BEGIN Record excerpts

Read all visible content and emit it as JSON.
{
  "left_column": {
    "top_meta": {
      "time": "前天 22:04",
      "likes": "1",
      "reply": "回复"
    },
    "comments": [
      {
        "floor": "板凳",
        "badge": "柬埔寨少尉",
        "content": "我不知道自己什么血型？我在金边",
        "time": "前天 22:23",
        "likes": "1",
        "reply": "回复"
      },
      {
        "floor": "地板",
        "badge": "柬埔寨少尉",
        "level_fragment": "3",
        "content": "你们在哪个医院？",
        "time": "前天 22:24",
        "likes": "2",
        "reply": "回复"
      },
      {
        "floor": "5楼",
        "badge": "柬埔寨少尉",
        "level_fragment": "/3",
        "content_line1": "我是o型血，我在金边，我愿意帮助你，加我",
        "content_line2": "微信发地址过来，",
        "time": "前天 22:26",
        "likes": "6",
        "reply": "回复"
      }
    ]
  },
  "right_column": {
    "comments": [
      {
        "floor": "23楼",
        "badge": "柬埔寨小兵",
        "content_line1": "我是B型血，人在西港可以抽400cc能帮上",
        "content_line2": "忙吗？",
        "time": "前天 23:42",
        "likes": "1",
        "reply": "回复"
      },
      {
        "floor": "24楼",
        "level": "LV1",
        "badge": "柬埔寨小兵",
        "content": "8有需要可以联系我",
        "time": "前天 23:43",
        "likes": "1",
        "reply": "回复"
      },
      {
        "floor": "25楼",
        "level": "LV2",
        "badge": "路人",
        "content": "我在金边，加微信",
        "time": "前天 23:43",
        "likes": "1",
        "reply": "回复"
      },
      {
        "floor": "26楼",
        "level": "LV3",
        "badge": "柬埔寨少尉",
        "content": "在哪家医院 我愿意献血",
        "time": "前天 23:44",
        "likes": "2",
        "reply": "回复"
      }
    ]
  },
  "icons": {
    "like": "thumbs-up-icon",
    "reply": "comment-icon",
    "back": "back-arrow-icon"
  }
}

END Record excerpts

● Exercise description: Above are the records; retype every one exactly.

● Your response:
Read all visible content and emit it as JSON.
{
  "left_column": {
    "top_meta": {
      "time": "前天 22:04",
      "likes": "1",
      "reply": "回复"
    },
    "comments": [
      {
        "floor": "板凳",
        "badge": "柬埔寨少尉",
        "content": "我不知道自己什么血型？我在金边",
        "time": "前天 22:23",
        "likes": "1",
        "reply": "回复"
      },
      {
        "floor": "地板",
        "badge": "柬埔寨少尉",
        "level_fragment": "3",
        "content": "你们在哪个医院？",
        "time": "前天 22:24",
        "likes": "2",
        "reply": "回复"
      },
      {
        "floor": "5楼",
        "badge": "柬埔寨少尉",
        "level_fragment": "/3",
        "content_line1": "我是o型血，我在金边，我愿意帮助你，加我",
        "content_line2": "微信发地址过来，",
        "time": "前天 22:26",
        "likes": "6",
        "reply": "回复"
      }
    ]
  },
  "right_column": {
    "comments": [
      {
        "floor": "23楼",
        "badge": "柬埔寨小兵",
        "content_line1": "我是B型血，人在西港可以抽400cc能帮上",
        "content_line2": "忙吗？",
        "time": "前天 23:42",
        "likes": "1",
        "reply": "回复"
      },
      {
        "floor": "24楼",
        "level": "LV1",
        "badge": "柬埔寨小兵",
        "content": "8有需要可以联系我",
        "time": "前天 23:43",
        "likes": "1",
        "reply": "回复"
      },
      {
        "floor": "25楼",
        "level": "LV2",
        "badge": "路人",
        "content": "我在金边，加微信",
        "time": "前天 23:43",
        "likes": "1",
        "reply": "回复"
      },
      {
        "floor": "26楼",
        "level": "LV3",
        "badge": "柬埔寨少尉",
        "content": "在哪家医院 我愿意献血",
        "time": "前天 23:44",
        "likes": "2",
        "reply": "回复"
      }
    ]
  },
  "icons": {
    "like": "thumbs-up-icon",
    "reply": "comment-icon",
    "back": "back-arrow-icon"
  }
}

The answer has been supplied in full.